Too high a value of the KH parameter can lead to many problems in corals. Remember to lower the KH level slowly – if possible, by no more than 0.3 dKH per day. 

The most common reasons for exceeding the recommended KH level:

  • too large doses of liquids dispensed,
  • incorrectly prepared salt,
  • use of cement adhesives.

Find and eliminate the cause of the problem and lower the value of this parameter in the water. Perform up to 6 water changes. It is recommended to exchange approximately 15% of the aquarium water during each change until the recommended value of this parameter is achieved. The water prepared for replacement must have the appropriate target salinity level. Use salt with proper parameters and composition suitable for conducting an ICP test.

Too low a value of the KH parameter can lead to various problems in animals, especially SPS corals. If the carbonate hardness level is below 6.5 dKH, it is recommended to use products containing KH buffers to bring its level back to balance.

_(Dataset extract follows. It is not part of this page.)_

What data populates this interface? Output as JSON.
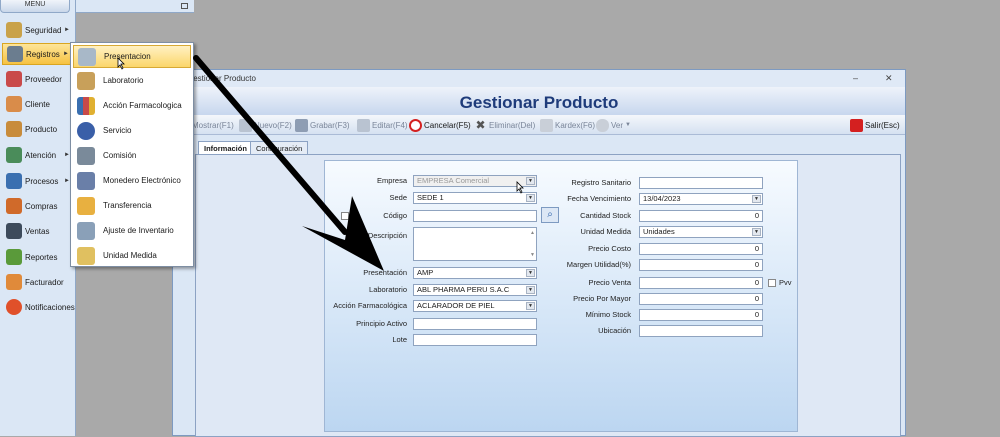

About author

Picture of Magdalena Metzler

Magdalena Metzler

Privately, I am a mother and a lover of nature and sport. My main interest is quantum chemistry, which hides a whole lot of unsolved mysteries and connections, which is extremely exciting from a scientific point of view.
In my scientific career, I have conducted international projects focused on innovative solutions for many branches of business, e.g. automotive, construction, and now, of course, marine aquaristics.
Working at Reef Factory gave me a passion for marine aquaristics, which I can develop every day, building a chemistry department and creating products that will help aquarists take care of tanks and ensure the highest safety of animals. One of the most exciting memories of working at Reef Factory is the commissioning of the ICP-OES spectrometer, which analyzes the elemental composition of seawater. The method of analysis in ICP is based on an analytical technique, which is a combination of my passion for quantum chemistry and marine aquaristics.
I hope you find my articles on ReefPedia interesting and helpful! Happy reading :))